The Battle of Samos (Greek: Ναυμαχία της Σάμου) was a naval battle fought on August 5, 1824 off the Greek island of Samos during the Greek War of Independence.
The island of Samos, under its leader, Lykourgos Logothetis, had successfully rebelled against the Ottomans in 1821. The island’s position however, a few miles off the Anatolian coast, made it vulnerable to a potential Ottoman attack. In the summer of 1824, following the destruction of Psara, a joint Ottoman-Egyptian fleet and troops assembled on the Anatolian coast, with the intention of capturing the island. Anxious to avoid repeating the failure to protect Psara, the Greek fleet, under admirals Georgios Sachtouris and Andreas Vokos Miaoulis, assembled to guard the island.

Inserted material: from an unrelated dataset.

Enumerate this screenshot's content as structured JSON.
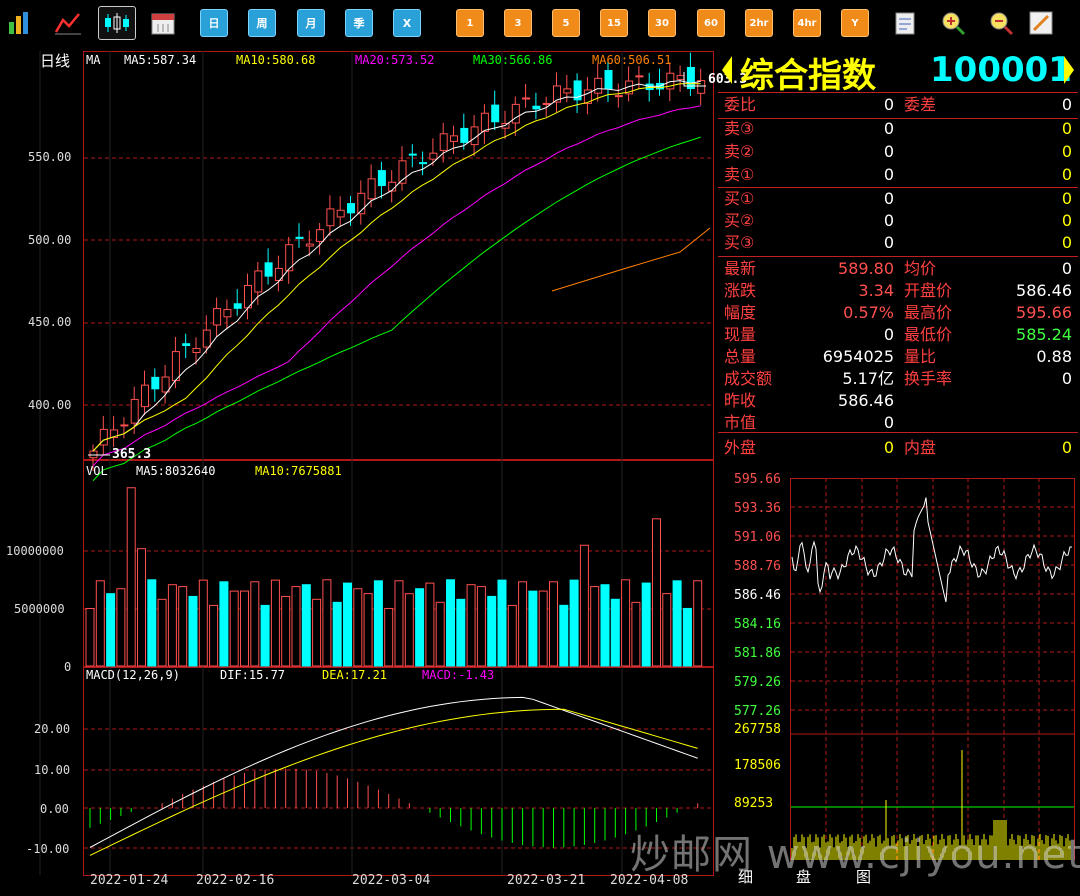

The battle occurred on August 5, as the Ottoman-Egyptian fleet moved to bombard the fortress of Samos town. The Greek fireships, including one under the celebrated Constantine Kanaris, then attacked and succeeded in burning several Ottoman ships, forcing the Kapudan Pasha Mehmed Hüsrev to withdraw. Together with the victory at the strait of Gerontas soon after, the battle of Samos ensured the safety of the island; Samos was not threatened again by the Ottomans for the duration of the war. However, it was also not included in independent Greece; rather, it became an autonomous principality under Ottoman suzerainty until the Balkan Wars.